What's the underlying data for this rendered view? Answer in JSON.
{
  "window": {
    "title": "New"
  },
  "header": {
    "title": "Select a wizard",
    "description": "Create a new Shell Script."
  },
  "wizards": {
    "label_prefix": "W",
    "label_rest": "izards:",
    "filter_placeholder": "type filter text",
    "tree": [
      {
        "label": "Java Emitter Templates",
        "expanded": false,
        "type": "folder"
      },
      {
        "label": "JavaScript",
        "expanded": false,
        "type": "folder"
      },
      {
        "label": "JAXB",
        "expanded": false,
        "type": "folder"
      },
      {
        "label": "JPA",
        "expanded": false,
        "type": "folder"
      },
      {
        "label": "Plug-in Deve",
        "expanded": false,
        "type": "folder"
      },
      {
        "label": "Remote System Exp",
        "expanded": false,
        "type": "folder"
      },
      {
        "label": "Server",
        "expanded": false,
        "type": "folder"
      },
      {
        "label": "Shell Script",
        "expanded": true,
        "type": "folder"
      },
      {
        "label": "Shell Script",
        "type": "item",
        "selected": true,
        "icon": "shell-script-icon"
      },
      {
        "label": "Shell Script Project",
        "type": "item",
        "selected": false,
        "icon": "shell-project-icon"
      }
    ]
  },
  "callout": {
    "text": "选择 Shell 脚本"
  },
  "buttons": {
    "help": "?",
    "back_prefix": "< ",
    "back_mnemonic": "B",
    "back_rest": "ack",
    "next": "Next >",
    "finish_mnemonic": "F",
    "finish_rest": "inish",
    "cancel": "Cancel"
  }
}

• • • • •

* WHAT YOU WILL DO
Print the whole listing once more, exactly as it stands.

* ANSWER SECTION
What's the underlying data for this rendered view? Answer in JSON.
{
  "window": {
    "title": "New"
  },
  "header": {
    "title": "Select a wizard",
    "description": "Create a new Shell Script."
  },
  "wizards": {
    "label_prefix": "W",
    "label_rest": "izards:",
    "filter_placeholder": "type filter text",
    "tree": [
      {
        "label": "Java Emitter Templates",
        "expanded": false,
        "type": "folder"
      },
      {
        "label": "JavaScript",
        "expanded": false,
        "type": "folder"
      },
      {
        "label": "JAXB",
        "expanded": false,
        "type": "folder"
      },
      {
        "label": "JPA",
        "expanded": false,
        "type": "folder"
      },
      {
        "label": "Plug-in Deve",
        "expanded": false,
        "type": "folder"
      },
      {
        "label": "Remote System Exp",
        "expanded": false,
        "type": "folder"
      },
      {
        "label": "Server",
        "expanded": false,
        "type": "folder"
      },
      {
        "label": "Shell Script",
        "expanded": true,
        "type": "folder"
      },
      {
        "label": "Shell Script",
        "type": "item",
        "selected": true,
        "icon": "shell-script-icon"
      },
      {
        "label": "Shell Script Project",
        "type": "item",
        "selected": false,
        "icon": "shell-project-icon"
      }
    ]
  },
  "callout": {
    "text": "选择 Shell 脚本"
  },
  "buttons": {
    "help": "?",
    "back_prefix": "< ",
    "back_mnemonic": "B",
    "back_rest": "ack",
    "next": "Next >",
    "finish_mnemonic": "F",
    "finish_rest": "inish",
    "cancel": "Cancel"
  }
}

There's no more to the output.